The impact of privately owned forests on the quality and quantity of Georgia’s drinking water is remarkable, and well understood within the forestry community. However, it is unlikely that the state’s citizens and leaders often make the connection between a glass of clean drinking water and Georgia’s forests.
After 15 years of studies, lawsuits and bureaucratic delays, on Oct. 8, state and federal officials signed the final paperwork necessary for the Savannah Harbor Expansion Project to begin, ensuring that larger cargo ships arriving via the soon-to-be-expanded Panama Canal can reach the state’s busy port.
On Oct. 6, the U.S. Environmental Protection Agency announced that it would extend the comment period for the second time on the proposed “Waters of the United States” rule. The deadline to submit comments has been extended from Oct. 20 to Nov. 14.
The potential for U.S. forests and forest products to mitigate the effects of climate change will play an unprecedented role in a policy agenda announced on Oct. 8 by the

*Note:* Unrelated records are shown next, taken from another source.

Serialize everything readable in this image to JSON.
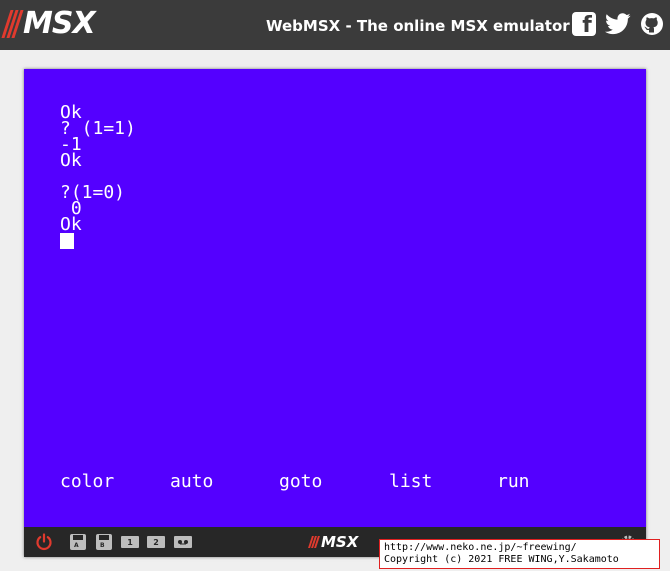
{
  "header": {
    "logo_text": "MSX",
    "title": "WebMSX - The online MSX emulator",
    "social": [
      {
        "name": "facebook-icon",
        "glyph": "f"
      },
      {
        "name": "twitter-icon"
      },
      {
        "name": "github-icon"
      }
    ]
  },
  "screen": {
    "background": "#5400ff",
    "text_color": "#ffffff",
    "lines": [
      "Ok",
      "? (1=1)",
      "-1",
      "Ok",
      "",
      "?(1=0)",
      " 0",
      "Ok"
    ],
    "function_keys": [
      "color",
      "auto",
      "goto",
      "list",
      "run"
    ]
  },
  "controls": {
    "disk_a_label": "A",
    "disk_b_label": "B",
    "cart1_label": "1",
    "cart2_label": "2",
    "logo_text": "MSX"
  },
  "copyright": {
    "line1": "http://www.neko.ne.jp/~freewing/",
    "line2": "Copyright (c) 2021 FREE WING,Y.Sakamoto"
  }
}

Building With Wood updates.
Read October, 2014 issue of the The Advocate Newsletter.
New Timber Security Law expands the authority of the Georgia Forestry Commission to investigate, issue warrants and make arrests in timber theft cases. Previously the commission only had this authority in arson cases.
Following the signing of House Bill 790 – an initiative to strengthen Georgia’s timber theft and timber trespass statutes – the Georgia Forestry Association officially reinstated its timber theft reward program in order to provide greater security to member landowners who are concerned about protecting their timber assets.

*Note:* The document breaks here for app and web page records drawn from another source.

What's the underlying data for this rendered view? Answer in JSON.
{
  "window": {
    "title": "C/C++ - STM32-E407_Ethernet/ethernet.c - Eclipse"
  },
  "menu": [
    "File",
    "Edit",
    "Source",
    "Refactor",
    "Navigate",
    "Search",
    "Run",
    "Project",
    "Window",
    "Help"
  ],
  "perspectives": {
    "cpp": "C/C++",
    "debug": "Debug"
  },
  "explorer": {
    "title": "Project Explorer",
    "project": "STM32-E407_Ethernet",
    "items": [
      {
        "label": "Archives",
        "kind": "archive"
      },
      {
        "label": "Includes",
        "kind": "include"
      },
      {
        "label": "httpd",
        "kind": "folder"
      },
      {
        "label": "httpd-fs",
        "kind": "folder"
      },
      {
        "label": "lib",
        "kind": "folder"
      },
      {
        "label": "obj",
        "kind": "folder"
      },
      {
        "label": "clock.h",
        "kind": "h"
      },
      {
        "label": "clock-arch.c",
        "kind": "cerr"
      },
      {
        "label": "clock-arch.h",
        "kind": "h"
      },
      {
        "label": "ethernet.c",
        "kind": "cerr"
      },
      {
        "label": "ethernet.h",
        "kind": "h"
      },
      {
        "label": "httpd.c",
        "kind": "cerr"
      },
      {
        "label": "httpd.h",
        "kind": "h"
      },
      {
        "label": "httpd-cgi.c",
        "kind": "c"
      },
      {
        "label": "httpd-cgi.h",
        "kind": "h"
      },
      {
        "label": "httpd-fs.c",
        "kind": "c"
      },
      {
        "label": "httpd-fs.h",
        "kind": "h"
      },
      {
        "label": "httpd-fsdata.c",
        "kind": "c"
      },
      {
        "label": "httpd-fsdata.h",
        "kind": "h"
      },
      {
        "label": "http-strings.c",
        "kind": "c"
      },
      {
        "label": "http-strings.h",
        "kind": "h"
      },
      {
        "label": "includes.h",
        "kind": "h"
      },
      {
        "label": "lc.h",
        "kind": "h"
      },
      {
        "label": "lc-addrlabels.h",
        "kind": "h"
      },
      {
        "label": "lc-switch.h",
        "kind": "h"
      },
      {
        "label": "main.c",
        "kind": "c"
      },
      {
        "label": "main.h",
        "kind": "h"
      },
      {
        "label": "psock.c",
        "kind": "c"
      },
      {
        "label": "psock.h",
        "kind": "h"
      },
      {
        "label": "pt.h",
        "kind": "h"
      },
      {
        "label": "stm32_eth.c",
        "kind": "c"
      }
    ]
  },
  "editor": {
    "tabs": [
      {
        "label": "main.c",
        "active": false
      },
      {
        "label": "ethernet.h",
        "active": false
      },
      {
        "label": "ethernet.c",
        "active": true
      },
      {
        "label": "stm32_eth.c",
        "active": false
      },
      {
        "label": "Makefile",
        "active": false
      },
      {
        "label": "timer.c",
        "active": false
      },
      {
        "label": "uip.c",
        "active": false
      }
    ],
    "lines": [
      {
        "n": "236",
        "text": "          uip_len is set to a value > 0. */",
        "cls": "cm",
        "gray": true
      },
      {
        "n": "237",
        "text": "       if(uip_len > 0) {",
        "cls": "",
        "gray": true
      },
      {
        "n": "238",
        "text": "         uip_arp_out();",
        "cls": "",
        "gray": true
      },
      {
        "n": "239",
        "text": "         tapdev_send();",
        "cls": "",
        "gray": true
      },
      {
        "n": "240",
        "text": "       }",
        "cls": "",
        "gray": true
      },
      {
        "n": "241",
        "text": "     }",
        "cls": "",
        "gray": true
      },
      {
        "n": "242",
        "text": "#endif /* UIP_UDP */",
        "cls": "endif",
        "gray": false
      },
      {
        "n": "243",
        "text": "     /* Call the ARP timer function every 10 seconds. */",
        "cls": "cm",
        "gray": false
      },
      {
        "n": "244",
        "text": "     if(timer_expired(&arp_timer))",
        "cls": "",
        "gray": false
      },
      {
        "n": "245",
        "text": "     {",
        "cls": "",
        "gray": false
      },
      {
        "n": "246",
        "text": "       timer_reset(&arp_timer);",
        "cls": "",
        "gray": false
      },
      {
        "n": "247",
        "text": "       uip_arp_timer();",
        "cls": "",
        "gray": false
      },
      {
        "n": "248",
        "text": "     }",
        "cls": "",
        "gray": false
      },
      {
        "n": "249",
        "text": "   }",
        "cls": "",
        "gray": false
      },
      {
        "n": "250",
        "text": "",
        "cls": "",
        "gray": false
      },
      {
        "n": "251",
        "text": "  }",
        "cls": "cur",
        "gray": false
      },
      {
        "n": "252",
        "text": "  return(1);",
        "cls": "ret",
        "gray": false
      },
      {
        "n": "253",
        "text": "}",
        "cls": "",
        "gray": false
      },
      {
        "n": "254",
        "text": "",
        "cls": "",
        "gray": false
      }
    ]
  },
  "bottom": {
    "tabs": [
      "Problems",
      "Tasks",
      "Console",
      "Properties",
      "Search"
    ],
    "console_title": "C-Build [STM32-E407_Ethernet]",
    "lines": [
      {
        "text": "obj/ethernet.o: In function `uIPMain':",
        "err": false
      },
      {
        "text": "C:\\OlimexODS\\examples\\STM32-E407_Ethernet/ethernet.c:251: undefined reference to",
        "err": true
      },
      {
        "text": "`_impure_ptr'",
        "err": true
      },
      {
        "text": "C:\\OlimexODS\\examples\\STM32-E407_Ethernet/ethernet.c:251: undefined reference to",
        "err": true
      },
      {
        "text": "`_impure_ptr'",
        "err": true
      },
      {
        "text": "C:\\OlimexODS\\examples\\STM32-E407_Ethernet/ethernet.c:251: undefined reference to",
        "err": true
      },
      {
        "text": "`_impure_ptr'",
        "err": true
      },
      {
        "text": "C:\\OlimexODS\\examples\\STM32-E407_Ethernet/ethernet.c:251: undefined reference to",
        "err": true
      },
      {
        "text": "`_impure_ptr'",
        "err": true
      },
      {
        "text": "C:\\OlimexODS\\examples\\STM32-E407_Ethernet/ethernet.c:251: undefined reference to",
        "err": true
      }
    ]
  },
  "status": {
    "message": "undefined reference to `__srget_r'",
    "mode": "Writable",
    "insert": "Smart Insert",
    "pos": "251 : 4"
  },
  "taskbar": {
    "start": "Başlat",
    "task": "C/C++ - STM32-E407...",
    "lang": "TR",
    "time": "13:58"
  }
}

At the 2014 Georgia Forestry Association Annual Conference in Hilton Head Island, SC, the Association recognized a group of individuals who have made a significant impact on the forestry community and success of the Association and the Foundation through their advocacy and educational efforts.